### What you have to do:
Wherever the word "海关特殊监管区域系统" appears in a line of the records, copy that line.

### Entries supplied:

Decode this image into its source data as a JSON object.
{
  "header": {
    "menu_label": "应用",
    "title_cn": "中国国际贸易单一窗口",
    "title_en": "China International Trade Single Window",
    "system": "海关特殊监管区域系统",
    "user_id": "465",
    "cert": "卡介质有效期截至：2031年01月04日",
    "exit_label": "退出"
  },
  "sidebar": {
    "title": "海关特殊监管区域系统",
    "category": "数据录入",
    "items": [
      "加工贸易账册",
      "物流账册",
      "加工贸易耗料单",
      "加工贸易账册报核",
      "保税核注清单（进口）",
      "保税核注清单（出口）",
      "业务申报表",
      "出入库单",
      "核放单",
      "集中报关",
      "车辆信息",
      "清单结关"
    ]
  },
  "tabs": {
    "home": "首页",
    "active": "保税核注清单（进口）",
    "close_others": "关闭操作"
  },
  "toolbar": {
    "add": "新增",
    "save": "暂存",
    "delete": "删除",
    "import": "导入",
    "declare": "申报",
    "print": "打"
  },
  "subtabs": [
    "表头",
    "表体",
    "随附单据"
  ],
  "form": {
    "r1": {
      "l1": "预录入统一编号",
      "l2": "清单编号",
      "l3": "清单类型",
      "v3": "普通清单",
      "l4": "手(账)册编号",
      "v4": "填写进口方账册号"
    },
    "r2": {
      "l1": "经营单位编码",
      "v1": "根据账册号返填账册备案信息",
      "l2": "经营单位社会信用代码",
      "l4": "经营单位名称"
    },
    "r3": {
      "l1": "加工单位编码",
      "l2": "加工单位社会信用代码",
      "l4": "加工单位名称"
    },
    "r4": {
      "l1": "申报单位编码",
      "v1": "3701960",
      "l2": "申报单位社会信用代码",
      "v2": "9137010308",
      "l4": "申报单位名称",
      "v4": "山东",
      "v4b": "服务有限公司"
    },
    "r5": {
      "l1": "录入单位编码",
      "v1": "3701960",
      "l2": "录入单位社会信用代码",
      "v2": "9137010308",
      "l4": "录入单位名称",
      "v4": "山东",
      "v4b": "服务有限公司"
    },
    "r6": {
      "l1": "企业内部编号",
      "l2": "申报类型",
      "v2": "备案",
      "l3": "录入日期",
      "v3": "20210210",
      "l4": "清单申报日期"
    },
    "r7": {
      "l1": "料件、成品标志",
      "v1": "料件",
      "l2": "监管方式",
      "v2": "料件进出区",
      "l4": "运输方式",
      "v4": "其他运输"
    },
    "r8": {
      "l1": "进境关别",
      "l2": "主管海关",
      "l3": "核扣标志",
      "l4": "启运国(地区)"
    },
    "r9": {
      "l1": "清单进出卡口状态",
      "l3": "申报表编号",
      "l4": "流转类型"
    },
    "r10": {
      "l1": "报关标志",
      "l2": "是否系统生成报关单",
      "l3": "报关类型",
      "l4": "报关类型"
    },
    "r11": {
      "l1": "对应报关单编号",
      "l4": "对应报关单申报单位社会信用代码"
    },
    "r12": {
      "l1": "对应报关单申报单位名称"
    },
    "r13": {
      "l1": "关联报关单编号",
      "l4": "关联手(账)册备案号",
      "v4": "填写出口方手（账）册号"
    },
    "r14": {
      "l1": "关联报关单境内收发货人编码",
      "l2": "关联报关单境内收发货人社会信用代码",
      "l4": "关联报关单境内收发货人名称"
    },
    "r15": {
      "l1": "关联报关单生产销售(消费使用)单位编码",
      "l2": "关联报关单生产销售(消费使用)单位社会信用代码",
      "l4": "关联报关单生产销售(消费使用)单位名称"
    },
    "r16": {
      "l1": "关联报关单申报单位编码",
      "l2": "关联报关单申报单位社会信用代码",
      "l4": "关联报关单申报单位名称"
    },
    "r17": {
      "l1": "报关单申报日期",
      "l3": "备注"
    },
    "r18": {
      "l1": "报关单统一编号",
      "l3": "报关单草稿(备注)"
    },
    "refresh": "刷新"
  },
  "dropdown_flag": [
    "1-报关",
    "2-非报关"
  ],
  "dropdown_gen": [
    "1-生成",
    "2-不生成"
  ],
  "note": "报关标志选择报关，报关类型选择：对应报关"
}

### Output of the task:
    "system": "海关特殊监管区域系统",
    "title": "海关特殊监管区域系统",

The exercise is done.